    Dismiss Notice
Dismiss Notice
Join Physics Forums Today!
The friendliest, high quality science and math community on the planet! Everyone who loves science is here!

Simple integration but i cant get the answer

  1. Nov 23, 2009 #1
    [tex]\int xe^-^x^/^3dx[/tex] Integrating from 0 to infinity.

    So i did this by parts and end up with -3( [tex]\frac{x}{e^x^/^3}[/tex] + [tex]\frac{3}{e^x^/^3}[/tex] ) x is from 0 to infinity. So for [tex]\frac{x}{e^x^/^3}[/tex] if we sub in infinity it would be infinity/infinity? How do we do that?
     
  2. jcsd
  3. Nov 23, 2009 #2
    I am not really sure if it applies here but remember with horizontal asymptotes, if we were to have for example 3x/x, as x goes to infinity, it is a horizontal asymptote at 3 right?
     
  4. Nov 23, 2009 #3

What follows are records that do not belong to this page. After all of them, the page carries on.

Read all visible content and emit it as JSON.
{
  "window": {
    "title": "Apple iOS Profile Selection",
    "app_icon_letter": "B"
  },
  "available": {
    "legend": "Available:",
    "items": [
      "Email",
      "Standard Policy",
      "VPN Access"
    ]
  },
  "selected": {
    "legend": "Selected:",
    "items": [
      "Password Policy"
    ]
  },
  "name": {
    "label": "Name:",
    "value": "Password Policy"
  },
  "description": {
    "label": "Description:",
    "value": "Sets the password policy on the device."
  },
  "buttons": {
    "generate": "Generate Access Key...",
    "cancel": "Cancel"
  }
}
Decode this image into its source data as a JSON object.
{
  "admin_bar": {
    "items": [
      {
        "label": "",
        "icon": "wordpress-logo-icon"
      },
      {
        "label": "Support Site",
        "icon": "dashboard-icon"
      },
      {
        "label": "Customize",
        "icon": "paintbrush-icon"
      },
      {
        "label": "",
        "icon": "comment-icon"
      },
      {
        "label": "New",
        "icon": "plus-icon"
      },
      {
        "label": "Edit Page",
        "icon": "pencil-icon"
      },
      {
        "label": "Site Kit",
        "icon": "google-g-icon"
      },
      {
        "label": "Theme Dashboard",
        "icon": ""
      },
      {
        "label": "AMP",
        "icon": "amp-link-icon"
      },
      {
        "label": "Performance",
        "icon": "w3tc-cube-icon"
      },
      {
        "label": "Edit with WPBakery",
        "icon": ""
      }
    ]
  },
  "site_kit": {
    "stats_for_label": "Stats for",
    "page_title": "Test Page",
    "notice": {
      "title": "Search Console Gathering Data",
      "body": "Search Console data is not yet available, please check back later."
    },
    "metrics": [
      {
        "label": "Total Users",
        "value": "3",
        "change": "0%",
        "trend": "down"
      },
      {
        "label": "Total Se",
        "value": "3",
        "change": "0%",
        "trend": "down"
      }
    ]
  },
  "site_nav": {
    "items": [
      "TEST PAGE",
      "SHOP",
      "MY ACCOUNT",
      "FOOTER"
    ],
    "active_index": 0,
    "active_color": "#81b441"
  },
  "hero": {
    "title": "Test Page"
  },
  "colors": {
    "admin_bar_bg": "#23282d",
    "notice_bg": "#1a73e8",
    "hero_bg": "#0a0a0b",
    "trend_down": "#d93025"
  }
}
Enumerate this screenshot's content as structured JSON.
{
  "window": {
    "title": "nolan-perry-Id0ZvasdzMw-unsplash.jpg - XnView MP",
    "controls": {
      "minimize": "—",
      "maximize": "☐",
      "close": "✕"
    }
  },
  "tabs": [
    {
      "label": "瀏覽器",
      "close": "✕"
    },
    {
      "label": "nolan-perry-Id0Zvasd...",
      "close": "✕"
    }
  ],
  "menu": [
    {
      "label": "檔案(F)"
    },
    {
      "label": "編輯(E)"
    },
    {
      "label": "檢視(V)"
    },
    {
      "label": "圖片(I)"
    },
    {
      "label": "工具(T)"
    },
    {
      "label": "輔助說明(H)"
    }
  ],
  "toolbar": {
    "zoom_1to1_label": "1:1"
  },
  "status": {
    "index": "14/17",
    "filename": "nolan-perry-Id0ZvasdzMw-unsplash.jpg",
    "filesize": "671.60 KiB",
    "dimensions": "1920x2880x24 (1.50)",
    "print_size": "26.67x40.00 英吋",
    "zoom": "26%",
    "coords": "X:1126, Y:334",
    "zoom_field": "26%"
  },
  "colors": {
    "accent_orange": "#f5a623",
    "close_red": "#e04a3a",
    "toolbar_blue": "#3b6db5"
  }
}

    Mark44

    Staff: Mentor

    No, you don't substitute infinity - ever. Because infinity is one of the limits of integration, this is what is called an improper integral, so you need to use limits to evaluate it.
    [tex]\int_0^{\infty} xe^{-x/3}dx~=~\lim_{b \to \infty}\int_0^b xe^{-x/3}dx[/tex]

    Since you already have found the antiderivative, evaluate it at b and at 0, and take the limit as x approaches infinity. You will probably need to use L'Hopital's Rule for the x/e^(x/3) term.
     
Know someone interested in this topic? Share this thread via Reddit, Google+, Twitter, or Facebook